Guide to Issuing New Shares in a Private Company Limited by Shares

Guide to Issuing New Shares in a Private Company Limited by Shares

Generally speaking, issuing new shares is a simplified process. There are some practical and legal considerations to be taken into account. Understanding and applying those considerations can streamline and simplify the process. In this article, we identify some of the most common and key considerations and explain how to address them.

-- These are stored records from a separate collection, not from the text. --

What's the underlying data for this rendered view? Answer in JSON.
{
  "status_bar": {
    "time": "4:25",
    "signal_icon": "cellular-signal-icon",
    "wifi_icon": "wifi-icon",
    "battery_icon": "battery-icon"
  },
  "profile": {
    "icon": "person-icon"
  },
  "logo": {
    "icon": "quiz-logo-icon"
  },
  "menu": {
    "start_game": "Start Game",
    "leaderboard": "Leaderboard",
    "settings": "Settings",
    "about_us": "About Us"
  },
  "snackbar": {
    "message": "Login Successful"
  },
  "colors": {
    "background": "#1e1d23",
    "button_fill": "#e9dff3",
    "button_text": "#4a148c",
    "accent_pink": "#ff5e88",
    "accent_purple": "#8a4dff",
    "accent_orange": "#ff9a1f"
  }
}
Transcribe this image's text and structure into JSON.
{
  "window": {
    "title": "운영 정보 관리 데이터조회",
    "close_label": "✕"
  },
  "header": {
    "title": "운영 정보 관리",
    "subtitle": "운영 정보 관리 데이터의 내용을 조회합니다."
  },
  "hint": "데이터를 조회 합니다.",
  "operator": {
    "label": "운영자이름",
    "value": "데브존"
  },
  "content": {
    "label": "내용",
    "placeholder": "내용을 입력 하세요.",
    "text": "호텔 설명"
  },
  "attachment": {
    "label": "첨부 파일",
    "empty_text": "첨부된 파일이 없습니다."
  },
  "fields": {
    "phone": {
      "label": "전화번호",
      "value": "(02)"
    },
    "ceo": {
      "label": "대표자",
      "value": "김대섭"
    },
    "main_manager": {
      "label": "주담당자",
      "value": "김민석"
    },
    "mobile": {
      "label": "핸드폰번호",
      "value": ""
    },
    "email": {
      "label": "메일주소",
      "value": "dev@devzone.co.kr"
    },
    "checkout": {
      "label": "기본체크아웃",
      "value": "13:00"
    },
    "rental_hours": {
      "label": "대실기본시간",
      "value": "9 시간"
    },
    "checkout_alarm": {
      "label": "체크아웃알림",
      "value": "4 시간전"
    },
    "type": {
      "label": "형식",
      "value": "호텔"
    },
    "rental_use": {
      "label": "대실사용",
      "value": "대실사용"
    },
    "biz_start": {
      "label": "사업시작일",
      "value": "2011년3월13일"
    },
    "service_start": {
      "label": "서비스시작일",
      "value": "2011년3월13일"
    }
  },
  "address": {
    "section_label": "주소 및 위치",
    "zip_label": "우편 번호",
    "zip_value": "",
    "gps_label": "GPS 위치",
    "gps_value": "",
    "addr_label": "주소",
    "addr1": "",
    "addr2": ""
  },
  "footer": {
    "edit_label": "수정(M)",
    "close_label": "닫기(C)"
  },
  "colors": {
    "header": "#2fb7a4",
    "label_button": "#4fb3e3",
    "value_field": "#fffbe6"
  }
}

What type of shares to issue
First, there are different classes of shares such as ordinary shares, alphabet shares, management shares and even preference shares. First, task yourself with what type of shares do I need to issue. Each class of shares can have separate rights attached to it. Hence, by way of issuing different share classes companies can create different rights for different shareholders.
The company’s articles of association should set out what classes of shares the company can issue, and what rights are attached to each class. But the articles can also be amended to create new classes.
How many shares to issue
Work out how many shares you are willing to issue with reference to how much capital you need to raise. Many articles of association set limits to the maximum number of shares that can be issued by the company. This is called the authorized share capital. You must ensure that the number of new shares you want to issue will not exceed the authorized share capital. In order to issue shares more than the authorized share capital, the articles of association can be amended to increase the authorised share capital itself.
Share price and payment terms
Next, you need to decide the share price and payment terms. Depending on the articles of association, the share price can be paid in instalments as well.
Pre-conditions in the articles of association
Once you have decided which type, how many, and the price of shares you want to issue. Read the company’s articles of association for any preconditions that must be satisfied before the company can make a valid and lawful share issue.
Directors’ authority to issue shares
Most articles of association give directors wide powers to issue new shares. However, there are many exceptions to such authority. It is important to carefully review the articles of association to determine if the authority exists in your particular scenario. For example, sometimes issuing a new class of shares, or nil-paid shares (where all of the prices is paid at a later date) requires a specific authority.
If you are unsure as to whether the directors have the authority to issue new shares, it is best to obtain the consent of the shareholders in the form of a shareholders’ resolution. Again, depending on what your articles of association states, shareholders’ resolution on new share issue can be obtained by calling a general meeting, or by sending them the text of the resolution in writing and asking them to sign and return it to the directors.
Pre-emption rights
Do check if the existing shareholders have rights of pre-emption. Pre-emption rights entail that when a company decides to issue new shares, it must offer the shares first to the existing shareholders in proportion to their existing shareholding. The board of directors write to each existing shareholder to notify them of the company’s intention to issue the new shares and gives them details of the share price, type and the exact number of shares that the particular shareholder is entitled to purchase. Shareholders a given a deadline within which to respond. If any shareholder does not respond by the deadline, his portion of the shares can be issued to anybody else – any other existing shareholder, or an outsider.
The company’s offer to subscribe must be accepted in writing, and the payment due for the share price must be paid by the deadline.
Issue and Allotment
Once the company has received shareholders’ acceptance of the offer, or ‘undertaking to subscribe’ and received the due share price, a board meeting should be held at which the directors will officially resolve to allot and issue shares to those shareholders.
Ensure that the entire process is recorded in the minutes of the board’s meeting.
The corporate secretary or one of the directors can be assigned the task of preparing the share certificates, update the shareholders’ register and carry out the requisite filing with the companies registrar.
How long does it take?
Your articles of association (and your shareholders’ agreement, if any) will often set out the minimum notice periods for calling a board meeting, general meeting and invitations to shareholders to subscribe, etc. On average, the process can be wrapped up in three months.
How long does it take?
Your articles of association (and your shareholders’ agreement, if any) will often set out the minimum notice periods for calling a board meeting, general meeting and invitations to shareholders to subscribe, etc. On average, the process can be wrapped up in three months.

Thought Leadership
MARCH, 16 / 2018